WHAT YOU SHOULD DO
Where a line below holds the string "watermark", copy that line.

═══ DATASET EXCERPTS ═══

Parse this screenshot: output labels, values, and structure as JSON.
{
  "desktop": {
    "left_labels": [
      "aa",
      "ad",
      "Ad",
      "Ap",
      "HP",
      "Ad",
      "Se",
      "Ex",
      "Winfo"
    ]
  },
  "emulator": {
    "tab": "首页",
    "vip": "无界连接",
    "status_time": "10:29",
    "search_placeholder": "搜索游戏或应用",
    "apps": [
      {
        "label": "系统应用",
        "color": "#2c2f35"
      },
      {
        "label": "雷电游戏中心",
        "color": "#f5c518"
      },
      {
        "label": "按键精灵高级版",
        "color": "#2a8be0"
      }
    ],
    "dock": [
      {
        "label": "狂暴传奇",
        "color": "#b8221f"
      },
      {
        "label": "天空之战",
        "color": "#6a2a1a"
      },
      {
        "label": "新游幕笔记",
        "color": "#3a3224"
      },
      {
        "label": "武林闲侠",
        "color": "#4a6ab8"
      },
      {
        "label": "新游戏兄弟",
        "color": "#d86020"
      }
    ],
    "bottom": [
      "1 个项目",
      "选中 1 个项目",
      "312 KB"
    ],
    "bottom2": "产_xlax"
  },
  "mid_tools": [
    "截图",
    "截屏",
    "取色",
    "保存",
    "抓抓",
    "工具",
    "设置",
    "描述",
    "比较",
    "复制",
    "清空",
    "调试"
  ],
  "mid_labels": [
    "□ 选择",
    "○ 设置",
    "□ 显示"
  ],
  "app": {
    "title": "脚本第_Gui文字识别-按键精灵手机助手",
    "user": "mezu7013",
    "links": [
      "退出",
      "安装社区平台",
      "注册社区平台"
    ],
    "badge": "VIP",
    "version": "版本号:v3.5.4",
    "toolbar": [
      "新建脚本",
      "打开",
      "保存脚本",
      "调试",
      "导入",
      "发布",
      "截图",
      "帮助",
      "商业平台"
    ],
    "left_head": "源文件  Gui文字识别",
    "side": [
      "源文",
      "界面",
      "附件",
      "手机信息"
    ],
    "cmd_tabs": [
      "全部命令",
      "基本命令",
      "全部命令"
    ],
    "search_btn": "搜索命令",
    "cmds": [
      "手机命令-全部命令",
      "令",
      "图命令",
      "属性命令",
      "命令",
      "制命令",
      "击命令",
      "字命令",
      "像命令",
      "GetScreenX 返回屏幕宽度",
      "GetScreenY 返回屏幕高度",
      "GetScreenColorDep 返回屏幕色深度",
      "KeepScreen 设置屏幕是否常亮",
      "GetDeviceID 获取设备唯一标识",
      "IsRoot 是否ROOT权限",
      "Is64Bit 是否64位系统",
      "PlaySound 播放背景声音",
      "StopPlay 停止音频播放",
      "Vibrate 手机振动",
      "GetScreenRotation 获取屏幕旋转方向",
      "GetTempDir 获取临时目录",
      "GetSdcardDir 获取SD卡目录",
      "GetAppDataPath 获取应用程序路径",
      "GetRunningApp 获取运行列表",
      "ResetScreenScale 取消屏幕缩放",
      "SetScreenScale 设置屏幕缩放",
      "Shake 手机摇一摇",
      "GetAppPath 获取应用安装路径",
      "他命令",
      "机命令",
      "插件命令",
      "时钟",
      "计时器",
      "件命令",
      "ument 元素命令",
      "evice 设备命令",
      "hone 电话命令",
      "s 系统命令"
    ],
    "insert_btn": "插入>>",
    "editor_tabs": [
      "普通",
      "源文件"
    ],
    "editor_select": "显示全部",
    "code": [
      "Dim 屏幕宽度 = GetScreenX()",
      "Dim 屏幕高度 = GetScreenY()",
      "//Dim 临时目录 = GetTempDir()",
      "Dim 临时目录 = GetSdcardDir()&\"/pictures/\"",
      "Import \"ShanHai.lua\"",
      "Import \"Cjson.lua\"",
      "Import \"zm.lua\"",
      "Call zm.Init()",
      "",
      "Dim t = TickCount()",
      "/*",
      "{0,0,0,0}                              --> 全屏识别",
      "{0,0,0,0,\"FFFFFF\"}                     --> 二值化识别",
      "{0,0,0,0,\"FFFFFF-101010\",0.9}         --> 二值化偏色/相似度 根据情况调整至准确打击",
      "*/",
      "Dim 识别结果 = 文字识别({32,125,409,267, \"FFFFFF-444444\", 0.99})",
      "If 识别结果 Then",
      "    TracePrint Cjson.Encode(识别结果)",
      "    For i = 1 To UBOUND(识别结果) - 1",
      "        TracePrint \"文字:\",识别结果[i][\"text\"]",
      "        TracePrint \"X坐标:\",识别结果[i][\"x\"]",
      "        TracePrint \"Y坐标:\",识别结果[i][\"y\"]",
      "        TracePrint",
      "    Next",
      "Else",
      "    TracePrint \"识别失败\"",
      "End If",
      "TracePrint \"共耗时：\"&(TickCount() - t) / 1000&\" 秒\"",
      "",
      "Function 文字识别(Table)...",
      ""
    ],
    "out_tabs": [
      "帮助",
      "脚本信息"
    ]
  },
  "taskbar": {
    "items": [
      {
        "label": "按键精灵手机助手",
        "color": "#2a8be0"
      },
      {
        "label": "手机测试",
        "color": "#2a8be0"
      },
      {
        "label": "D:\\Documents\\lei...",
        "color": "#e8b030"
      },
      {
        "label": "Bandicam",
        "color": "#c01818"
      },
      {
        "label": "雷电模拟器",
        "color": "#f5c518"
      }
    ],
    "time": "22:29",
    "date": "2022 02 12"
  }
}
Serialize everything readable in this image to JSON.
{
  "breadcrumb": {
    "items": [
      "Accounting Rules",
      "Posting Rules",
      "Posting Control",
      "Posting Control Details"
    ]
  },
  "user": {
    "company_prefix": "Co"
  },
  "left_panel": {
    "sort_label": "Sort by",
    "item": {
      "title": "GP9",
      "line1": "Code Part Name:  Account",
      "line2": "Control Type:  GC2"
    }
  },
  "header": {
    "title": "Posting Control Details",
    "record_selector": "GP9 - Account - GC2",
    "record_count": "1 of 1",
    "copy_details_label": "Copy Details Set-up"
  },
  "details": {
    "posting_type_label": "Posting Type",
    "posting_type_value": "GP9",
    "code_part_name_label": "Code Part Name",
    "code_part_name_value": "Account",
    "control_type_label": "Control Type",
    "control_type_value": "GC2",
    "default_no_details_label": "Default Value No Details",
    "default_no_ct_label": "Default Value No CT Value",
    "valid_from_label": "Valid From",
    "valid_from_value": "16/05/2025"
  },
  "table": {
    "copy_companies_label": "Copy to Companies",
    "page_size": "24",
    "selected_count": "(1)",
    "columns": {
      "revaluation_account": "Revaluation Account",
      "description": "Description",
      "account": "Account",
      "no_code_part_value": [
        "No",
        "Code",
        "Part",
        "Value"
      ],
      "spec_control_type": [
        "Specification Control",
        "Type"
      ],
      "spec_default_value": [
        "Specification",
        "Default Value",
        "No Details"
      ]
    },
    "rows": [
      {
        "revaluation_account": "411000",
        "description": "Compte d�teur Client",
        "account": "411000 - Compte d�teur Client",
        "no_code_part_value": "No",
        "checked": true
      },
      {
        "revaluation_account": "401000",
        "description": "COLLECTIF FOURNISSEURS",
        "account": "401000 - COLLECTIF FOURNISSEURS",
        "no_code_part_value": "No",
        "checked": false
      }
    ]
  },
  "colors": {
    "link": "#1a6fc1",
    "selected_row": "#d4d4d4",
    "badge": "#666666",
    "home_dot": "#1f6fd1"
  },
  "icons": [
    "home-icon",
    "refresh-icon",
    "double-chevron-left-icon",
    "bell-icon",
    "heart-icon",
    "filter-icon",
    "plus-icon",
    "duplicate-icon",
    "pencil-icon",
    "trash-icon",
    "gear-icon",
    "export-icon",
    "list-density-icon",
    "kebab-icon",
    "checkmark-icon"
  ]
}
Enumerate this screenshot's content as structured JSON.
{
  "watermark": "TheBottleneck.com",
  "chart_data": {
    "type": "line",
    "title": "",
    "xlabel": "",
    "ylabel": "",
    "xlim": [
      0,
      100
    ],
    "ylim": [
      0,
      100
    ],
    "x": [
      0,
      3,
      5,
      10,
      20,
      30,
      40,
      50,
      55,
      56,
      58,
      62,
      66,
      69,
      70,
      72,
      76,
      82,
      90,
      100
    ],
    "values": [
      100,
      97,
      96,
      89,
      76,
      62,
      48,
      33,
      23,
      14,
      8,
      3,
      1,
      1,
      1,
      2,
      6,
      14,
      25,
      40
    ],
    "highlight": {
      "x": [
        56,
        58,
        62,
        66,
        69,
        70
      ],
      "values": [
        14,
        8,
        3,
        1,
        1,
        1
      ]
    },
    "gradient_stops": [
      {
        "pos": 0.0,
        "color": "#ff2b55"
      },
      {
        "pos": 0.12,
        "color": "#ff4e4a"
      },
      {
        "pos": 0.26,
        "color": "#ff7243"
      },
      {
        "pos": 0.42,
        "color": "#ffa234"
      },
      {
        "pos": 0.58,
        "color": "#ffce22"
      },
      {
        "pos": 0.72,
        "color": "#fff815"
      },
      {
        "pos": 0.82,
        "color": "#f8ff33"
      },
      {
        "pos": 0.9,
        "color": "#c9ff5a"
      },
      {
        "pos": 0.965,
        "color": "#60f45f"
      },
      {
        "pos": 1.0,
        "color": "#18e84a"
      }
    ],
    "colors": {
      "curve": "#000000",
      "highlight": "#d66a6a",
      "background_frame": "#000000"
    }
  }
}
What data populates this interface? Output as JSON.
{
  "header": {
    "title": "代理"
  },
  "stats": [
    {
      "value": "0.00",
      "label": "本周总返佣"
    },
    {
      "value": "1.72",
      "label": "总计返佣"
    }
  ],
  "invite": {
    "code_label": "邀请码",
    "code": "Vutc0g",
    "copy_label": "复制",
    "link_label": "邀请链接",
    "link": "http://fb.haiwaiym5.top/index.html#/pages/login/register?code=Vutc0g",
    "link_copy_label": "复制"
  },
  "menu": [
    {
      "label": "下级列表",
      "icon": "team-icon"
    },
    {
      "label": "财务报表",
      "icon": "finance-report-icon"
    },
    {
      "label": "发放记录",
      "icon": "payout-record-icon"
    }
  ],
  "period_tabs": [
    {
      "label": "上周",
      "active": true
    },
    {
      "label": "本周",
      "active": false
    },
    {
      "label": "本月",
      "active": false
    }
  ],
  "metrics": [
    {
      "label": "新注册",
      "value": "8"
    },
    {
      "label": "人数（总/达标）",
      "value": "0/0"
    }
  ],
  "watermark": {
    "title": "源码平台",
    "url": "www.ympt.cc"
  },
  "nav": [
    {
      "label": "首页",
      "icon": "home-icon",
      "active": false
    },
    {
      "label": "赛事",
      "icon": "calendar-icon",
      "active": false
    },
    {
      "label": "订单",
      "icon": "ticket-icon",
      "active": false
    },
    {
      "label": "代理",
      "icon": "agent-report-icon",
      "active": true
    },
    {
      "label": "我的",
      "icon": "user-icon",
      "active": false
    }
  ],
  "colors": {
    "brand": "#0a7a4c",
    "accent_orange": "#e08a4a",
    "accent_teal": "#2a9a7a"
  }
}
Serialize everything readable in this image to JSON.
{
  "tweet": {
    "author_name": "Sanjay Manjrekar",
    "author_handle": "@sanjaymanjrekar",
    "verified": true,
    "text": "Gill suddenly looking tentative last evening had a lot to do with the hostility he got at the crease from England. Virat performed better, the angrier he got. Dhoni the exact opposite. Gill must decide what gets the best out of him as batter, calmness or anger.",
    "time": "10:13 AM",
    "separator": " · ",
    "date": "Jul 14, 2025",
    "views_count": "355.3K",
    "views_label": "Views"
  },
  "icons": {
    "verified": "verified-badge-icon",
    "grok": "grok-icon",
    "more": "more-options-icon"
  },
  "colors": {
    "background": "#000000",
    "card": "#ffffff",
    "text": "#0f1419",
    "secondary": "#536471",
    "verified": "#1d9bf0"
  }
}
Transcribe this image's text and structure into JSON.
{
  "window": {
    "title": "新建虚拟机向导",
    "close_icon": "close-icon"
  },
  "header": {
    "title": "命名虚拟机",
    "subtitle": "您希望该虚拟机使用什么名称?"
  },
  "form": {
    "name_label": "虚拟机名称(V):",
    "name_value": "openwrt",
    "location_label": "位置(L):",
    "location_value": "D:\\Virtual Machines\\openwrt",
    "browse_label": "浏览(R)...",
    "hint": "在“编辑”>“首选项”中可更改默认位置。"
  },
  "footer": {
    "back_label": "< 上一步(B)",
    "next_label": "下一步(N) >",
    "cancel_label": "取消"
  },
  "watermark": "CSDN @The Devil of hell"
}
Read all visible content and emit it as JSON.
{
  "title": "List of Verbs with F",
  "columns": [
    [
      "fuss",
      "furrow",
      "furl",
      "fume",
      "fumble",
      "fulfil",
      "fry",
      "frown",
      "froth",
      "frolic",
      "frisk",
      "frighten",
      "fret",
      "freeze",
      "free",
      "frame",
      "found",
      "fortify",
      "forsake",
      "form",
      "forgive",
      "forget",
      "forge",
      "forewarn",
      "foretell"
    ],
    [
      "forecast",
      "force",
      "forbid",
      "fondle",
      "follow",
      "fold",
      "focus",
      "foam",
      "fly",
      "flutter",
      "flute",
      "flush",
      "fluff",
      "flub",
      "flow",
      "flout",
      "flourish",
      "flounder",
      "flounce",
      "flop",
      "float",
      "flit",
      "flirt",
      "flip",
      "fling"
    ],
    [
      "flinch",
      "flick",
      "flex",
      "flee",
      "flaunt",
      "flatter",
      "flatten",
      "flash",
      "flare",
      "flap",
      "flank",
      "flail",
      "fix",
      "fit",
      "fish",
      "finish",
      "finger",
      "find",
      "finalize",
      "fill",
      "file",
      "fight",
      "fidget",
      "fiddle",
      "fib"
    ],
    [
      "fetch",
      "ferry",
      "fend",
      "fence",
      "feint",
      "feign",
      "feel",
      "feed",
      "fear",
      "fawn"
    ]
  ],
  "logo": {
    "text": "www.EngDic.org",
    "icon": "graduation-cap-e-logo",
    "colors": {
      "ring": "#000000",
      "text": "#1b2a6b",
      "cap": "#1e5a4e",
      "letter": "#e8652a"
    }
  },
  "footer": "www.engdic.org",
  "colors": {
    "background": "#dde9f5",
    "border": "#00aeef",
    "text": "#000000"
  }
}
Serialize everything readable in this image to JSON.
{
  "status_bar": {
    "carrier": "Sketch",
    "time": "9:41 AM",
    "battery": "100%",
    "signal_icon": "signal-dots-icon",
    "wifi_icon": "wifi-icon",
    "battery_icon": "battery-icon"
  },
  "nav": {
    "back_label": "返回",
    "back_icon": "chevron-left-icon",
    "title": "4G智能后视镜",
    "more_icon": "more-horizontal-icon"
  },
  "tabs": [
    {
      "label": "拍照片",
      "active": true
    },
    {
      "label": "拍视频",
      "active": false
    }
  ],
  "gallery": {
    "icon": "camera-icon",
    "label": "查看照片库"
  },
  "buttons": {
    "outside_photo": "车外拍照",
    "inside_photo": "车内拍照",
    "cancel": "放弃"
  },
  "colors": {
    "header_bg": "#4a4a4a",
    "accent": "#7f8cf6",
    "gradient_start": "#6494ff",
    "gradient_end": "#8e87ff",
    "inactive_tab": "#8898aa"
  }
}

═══

EXERCISE RESPONSE
  "watermark": "TheBottleneck.com",
  "watermark": {
  "watermark": "CSDN @The Devil of hell"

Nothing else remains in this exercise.